I don't often enjoy processing images, but this one was the exception. I don't remember which lens I used when composing the image, but I am about 98% sure it was the Rodenstock 32mm (giving a 21mm equivalent field of view, my favorite for landscape photography). When I composed the scene, there were two things I found interesting. First the color palette, I like the layers of color with the green paint in the back, then the blue paint and finally the orange of the door. Second, I liked the variety of texture from the peeling paint to the wood grain on the door. However, even stopped down and a wide lens, the depth of field wouldn't be sufficient to capture the detail and grain of the door and the detail in the green wall. Tilt wouldn't help here either since the resulting wedge of focus would render the top of the door (and probably the near wall) out of focus. The only thing that could be done was focus stacking. Fortunately, only two exposures were needed, one for the door and one for everything else. It took about an hour to carefully make sure the two exposures were blended properly and once done, the resulting image is richly detailed from edge to edge, near to far.
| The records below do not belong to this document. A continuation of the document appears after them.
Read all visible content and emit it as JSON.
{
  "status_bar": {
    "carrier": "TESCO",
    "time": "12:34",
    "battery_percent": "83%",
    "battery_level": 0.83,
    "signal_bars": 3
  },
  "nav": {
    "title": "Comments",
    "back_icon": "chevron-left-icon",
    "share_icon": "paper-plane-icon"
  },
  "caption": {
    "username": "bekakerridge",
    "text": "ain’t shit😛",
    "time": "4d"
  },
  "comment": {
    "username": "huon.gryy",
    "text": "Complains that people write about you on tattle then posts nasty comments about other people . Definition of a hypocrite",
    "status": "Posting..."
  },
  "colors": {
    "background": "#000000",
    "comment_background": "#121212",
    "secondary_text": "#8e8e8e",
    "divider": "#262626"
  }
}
Door and Frame
Door and Frame - Alpa STC, IQ 180, 32 HR, ~f/13, 4s, ISO 35